Critics were quite to note it, not surprising considering it's their job and passion. Some of them considered it an inevitability, a sign of the passing of time. Some others, extrapolating this perhaps a little enthusiastically, claimed that this proved that in film, like in pretty much every other art-form, lists reflected general consensus, and hence "best of the best" is subject to scrutiny not just by critics (despite the list having been compiled by them) but by audiences as well.

And then there were the few who stated that Vertigo's victory, if you could call it that, was a sign that people had guaranteed Citizen Kane first place all these years and decades because of its being the first in everybody's mind. Their way of explaining this phenomenon would be that films, like other art-forms, have their prejudices in the mindsets of those who watch them. Citizen Kane, accordingly, had been granted first place courtesy of a (collective) mindset that automatically thought it to be first, or at least a "first among equals".

I don't have trouble with the first two sets of critics. They are right. The third set, the way I saw it however, seemed a little misconceived. Citizen Kane lost, true. That this was due to a collective mentality that had grown tired of seeing it at first place, however, is a bankrupt reading of the list. It's after all a conceded point that there had been an increasingly narrowing "gap" between these two films as per the votes they received from those ranking them over the years. Other factors moved in too, particularly the fact of Vertigo's underrated status going away.

Does this make Citizen Kane a lesser film? To me, the real question would be whether Citizen Kane can be compared with a film like Vertigo in the first place, but let's move along this presumption. Even then, the reasoning of this argument seems flawed. I know a person, a very old man and a wise man at that, who loves films. He has "read" them in ways no other person I've met has been able to. He made a very succinct point one day when I told him about this line of argument. He was pro-Kane alright, but the fact of his being a fan of that film did not impede on his thinking. Here's what he said, and I quote in full:

"Most people don't understand the timelessness of certain films. Eisenstein's films are timeless, the neorealists are timeless, most of prewar Hollywood is timeless. But then there are other films. They are seasonal. They come and go and are subject to the changing of the times. These films can only be located in one particular spatial/temporal context. Citizen Kane is not a film like that. Those techniques it innovated have stayed with our filmmakers even today. I admire Hitchcock, probably more than any other director in his genre (barring Clouzot perhaps), but Vertigo is a seasonal film, much like the films of the Nouvelle Vague directors who adulated Hitchcock and considered Vertigo a king."
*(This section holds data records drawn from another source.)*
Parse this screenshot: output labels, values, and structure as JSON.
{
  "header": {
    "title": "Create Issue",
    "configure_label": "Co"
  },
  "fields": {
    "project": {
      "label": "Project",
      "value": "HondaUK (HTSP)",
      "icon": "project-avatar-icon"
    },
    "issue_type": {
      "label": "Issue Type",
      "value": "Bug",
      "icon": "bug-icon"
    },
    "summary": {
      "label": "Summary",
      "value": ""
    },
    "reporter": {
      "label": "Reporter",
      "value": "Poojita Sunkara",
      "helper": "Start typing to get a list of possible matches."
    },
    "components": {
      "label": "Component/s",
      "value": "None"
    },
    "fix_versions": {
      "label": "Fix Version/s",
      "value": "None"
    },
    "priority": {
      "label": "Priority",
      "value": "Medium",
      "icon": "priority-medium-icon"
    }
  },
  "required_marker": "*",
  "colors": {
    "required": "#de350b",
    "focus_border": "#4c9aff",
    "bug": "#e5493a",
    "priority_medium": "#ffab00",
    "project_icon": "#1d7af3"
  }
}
This was quite obviously a point of view, and being so, it can be subjected to one's own assessment of these films. The point was clear to me that day, however: people have their trends to follow. Vertigo's victory was a victory, but only for those who had wanted it at the top. It wasn't a timelessness factor that got it to that position. It had nothing to do with the fact of its being immune to the "changing of the times". There are films that will continue to be influential no matter what the time or place. I'm not saying Vertigo isn't such a film. Far from it. But (and I'm still assuming that we can compare the two) measuring it against Citizen Kane would prove to anyone which "influential" film survived longer.

I don't have a grudge against list changes. I look forward to them as much as I look forward to seeing a new film, a new experience, and comparing it with all what I've seen before. That's the art-lover's job, after all, as is the connoisseur's. But to claim a timelessness for one film and deny it to another purely on the whims of a critics' preference is, I think, as bankrupt as claiming that Vertigo is a greater film than Citizen Kane, or to be closer to home. that Siripala saha Ranmenika is a greater film than Nidhanaya.

It's not that film-lists are self-defeating, thus. It's just that they aren't final authority.